These days it’s not how most of us shop or eat. Not the people I know anyway. We decide what we fancy on the day, which means eating out lots, shopping every day or having a fridge full of ‘just in case’ ingredients that end up rotting to a squishy pulp somewhere at the back.

Because life is hectic we think we don’t have time to plan ahead. But I’ve learned over the last few months that spending an hour or so on a Sunday evening planning meals saves so much time later in the week. There are far fewer trips to the corner shop and I love having the freezer stocked with meals for those days when I know I’m going to be too busy to cook, never mind even think about food.

As well as massively reducing the amount of food getting chucked out and slashing our food bills by about half, the simple act of planning our meals has also led to us eating a much more varied, interesting and health diet.

Because I’ve been raving about the benefits of meal planning to anyone who’ll listen, friends have suggested I start a blog to share my experiences. So here it is. Notes from my kitchen for anyone like me trying to feed their family good, tasty, wholesome food on a limited budget, without compromising on quality of ingredients.

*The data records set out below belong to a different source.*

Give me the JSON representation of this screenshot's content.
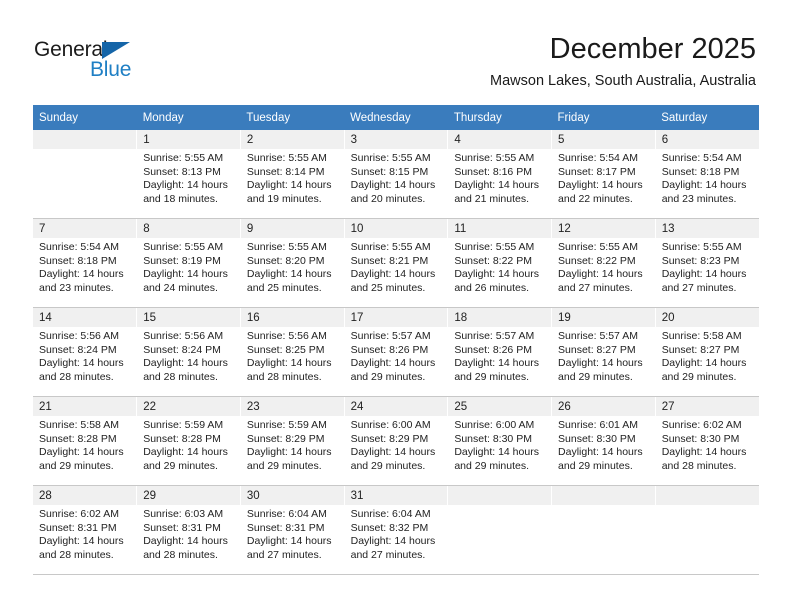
{
  "brand": {
    "name_part1": "General",
    "name_part2": "Blue",
    "accent_color": "#1f7fc4",
    "triangle_color": "#1565a8"
  },
  "header": {
    "month_title": "December 2025",
    "location": "Mawson Lakes, South Australia, Australia"
  },
  "calendar": {
    "header_bg": "#3a7cbd",
    "daynum_bg": "#f0f0f0",
    "weekday_headers": [
      "Sunday",
      "Monday",
      "Tuesday",
      "Wednesday",
      "Thursday",
      "Friday",
      "Saturday"
    ],
    "weeks": [
      [
        {
          "day": "",
          "sunrise": "",
          "sunset": "",
          "daylight_line1": "",
          "daylight_line2": ""
        },
        {
          "day": "1",
          "sunrise": "Sunrise: 5:55 AM",
          "sunset": "Sunset: 8:13 PM",
          "daylight_line1": "Daylight: 14 hours",
          "daylight_line2": "and 18 minutes."
        },
        {
          "day": "2",
          "sunrise": "Sunrise: 5:55 AM",
          "sunset": "Sunset: 8:14 PM",
          "daylight_line1": "Daylight: 14 hours",
          "daylight_line2": "and 19 minutes."
        },
        {
          "day": "3",
          "sunrise": "Sunrise: 5:55 AM",
          "sunset": "Sunset: 8:15 PM",
          "daylight_line1": "Daylight: 14 hours",
          "daylight_line2": "and 20 minutes."
        },
        {
          "day": "4",
          "sunrise": "Sunrise: 5:55 AM",
          "sunset": "Sunset: 8:16 PM",
          "daylight_line1": "Daylight: 14 hours",
          "daylight_line2": "and 21 minutes."
        },
        {
          "day": "5",
          "sunrise": "Sunrise: 5:54 AM",
          "sunset": "Sunset: 8:17 PM",
          "daylight_line1": "Daylight: 14 hours",
          "daylight_line2": "and 22 minutes."
        },
        {
          "day": "6",
          "sunrise": "Sunrise: 5:54 AM",
          "sunset": "Sunset: 8:18 PM",
          "daylight_line1": "Daylight: 14 hours",
          "daylight_line2": "and 23 minutes."
        }
      ],
      [
        {
          "day": "7",
          "sunrise": "Sunrise: 5:54 AM",
          "sunset": "Sunset: 8:18 PM",
          "daylight_line1": "Daylight: 14 hours",
          "daylight_line2": "and 23 minutes."
        },
        {
          "day": "8",
          "sunrise": "Sunrise: 5:55 AM",
          "sunset": "Sunset: 8:19 PM",
          "daylight_line1": "Daylight: 14 hours",
          "daylight_line2": "and 24 minutes."
        },
        {
          "day": "9",
          "sunrise": "Sunrise: 5:55 AM",
          "sunset": "Sunset: 8:20 PM",
          "daylight_line1": "Daylight: 14 hours",
          "daylight_line2": "and 25 minutes."
        },
        {
          "day": "10",
          "sunrise": "Sunrise: 5:55 AM",
          "sunset": "Sunset: 8:21 PM",
          "daylight_line1": "Daylight: 14 hours",
          "daylight_line2": "and 25 minutes."
        },
        {
          "day": "11",
          "sunrise": "Sunrise: 5:55 AM",
          "sunset": "Sunset: 8:22 PM",
          "daylight_line1": "Daylight: 14 hours",
          "daylight_line2": "and 26 minutes."
        },
        {
          "day": "12",
          "sunrise": "Sunrise: 5:55 AM",
          "sunset": "Sunset: 8:22 PM",
          "daylight_line1": "Daylight: 14 hours",
          "daylight_line2": "and 27 minutes."
        },
        {
          "day": "13",
          "sunrise": "Sunrise: 5:55 AM",
          "sunset": "Sunset: 8:23 PM",
          "daylight_line1": "Daylight: 14 hours",
          "daylight_line2": "and 27 minutes."
        }
      ],
      [
        {
          "day": "14",
          "sunrise": "Sunrise: 5:56 AM",
          "sunset": "Sunset: 8:24 PM",
          "daylight_line1": "Daylight: 14 hours",
          "daylight_line2": "and 28 minutes."
        },
        {
          "day": "15",
          "sunrise": "Sunrise: 5:56 AM",
          "sunset": "Sunset: 8:24 PM",
          "daylight_line1": "Daylight: 14 hours",
          "daylight_line2": "and 28 minutes."
        },
        {
          "day": "16",
          "sunrise": "Sunrise: 5:56 AM",
          "sunset": "Sunset: 8:25 PM",
          "daylight_line1": "Daylight: 14 hours",
          "daylight_line2": "and 28 minutes."
        },
        {
          "day": "17",
          "sunrise": "Sunrise: 5:57 AM",
          "sunset": "Sunset: 8:26 PM",
          "daylight_line1": "Daylight: 14 hours",
          "daylight_line2": "and 29 minutes."
        },
        {
          "day": "18",
          "sunrise": "Sunrise: 5:57 AM",
          "sunset": "Sunset: 8:26 PM",
          "daylight_line1": "Daylight: 14 hours",
          "daylight_line2": "and 29 minutes."
        },
        {
          "day": "19",
          "sunrise": "Sunrise: 5:57 AM",
          "sunset": "Sunset: 8:27 PM",
          "daylight_line1": "Daylight: 14 hours",
          "daylight_line2": "and 29 minutes."
        },
        {
          "day": "20",
          "sunrise": "Sunrise: 5:58 AM",
          "sunset": "Sunset: 8:27 PM",
          "daylight_line1": "Daylight: 14 hours",
          "daylight_line2": "and 29 minutes."
        }
      ],
      [
        {
          "day": "21",
          "sunrise": "Sunrise: 5:58 AM",
          "sunset": "Sunset: 8:28 PM",
          "daylight_line1": "Daylight: 14 hours",
          "daylight_line2": "and 29 minutes."
        },
        {
          "day": "22",
          "sunrise": "Sunrise: 5:59 AM",
          "sunset": "Sunset: 8:28 PM",
          "daylight_line1": "Daylight: 14 hours",
          "daylight_line2": "and 29 minutes."
        },
        {
          "day": "23",
          "sunrise": "Sunrise: 5:59 AM",
          "sunset": "Sunset: 8:29 PM",
          "daylight_line1": "Daylight: 14 hours",
          "daylight_line2": "and 29 minutes."
        },
        {
          "day": "24",
          "sunrise": "Sunrise: 6:00 AM",
          "sunset": "Sunset: 8:29 PM",
          "daylight_line1": "Daylight: 14 hours",
          "daylight_line2": "and 29 minutes."
        },
        {
          "day": "25",
          "sunrise": "Sunrise: 6:00 AM",
          "sunset": "Sunset: 8:30 PM",
          "daylight_line1": "Daylight: 14 hours",
          "daylight_line2": "and 29 minutes."
        },
        {
          "day": "26",
          "sunrise": "Sunrise: 6:01 AM",
          "sunset": "Sunset: 8:30 PM",
          "daylight_line1": "Daylight: 14 hours",
          "daylight_line2": "and 29 minutes."
        },
        {
          "day": "27",
          "sunrise": "Sunrise: 6:02 AM",
          "sunset": "Sunset: 8:30 PM",
          "daylight_line1": "Daylight: 14 hours",
          "daylight_line2": "and 28 minutes."
        }
      ],
      [
        {
          "day": "28",
          "sunrise": "Sunrise: 6:02 AM",
          "sunset": "Sunset: 8:31 PM",
          "daylight_line1": "Daylight: 14 hours",
          "daylight_line2": "and 28 minutes."
        },
        {
          "day": "29",
          "sunrise": "Sunrise: 6:03 AM",
          "sunset": "Sunset: 8:31 PM",
          "daylight_line1": "Daylight: 14 hours",
          "daylight_line2": "and 28 minutes."
        },
        {
          "day": "30",
          "sunrise": "Sunrise: 6:04 AM",
          "sunset": "Sunset: 8:31 PM",
          "daylight_line1": "Daylight: 14 hours",
          "daylight_line2": "and 27 minutes."
        },
        {
          "day": "31",
          "sunrise": "Sunrise: 6:04 AM",
          "sunset": "Sunset: 8:32 PM",
          "daylight_line1": "Daylight: 14 hours",
          "daylight_line2": "and 27 minutes."
        },
        {
          "day": "",
          "sunrise": "",
          "sunset": "",
          "daylight_line1": "",
          "daylight_line2": ""
        },
        {
          "day": "",
          "sunrise": "",
          "sunset": "",
          "daylight_line1": "",
          "daylight_line2": ""
        },
        {
          "day": "",
          "sunrise": "",
          "sunset": "",
          "daylight_line1": "",
          "daylight_line2": ""
        }
      ]
    ]
  }
}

So watch this space for recipe suggestions, weekly meal plans and ways to save money as well as details of my culinary successes and failures. I just want to share what works for me and my family in case any of it’s useful, and I’d love to hear from you on what works for you and yours!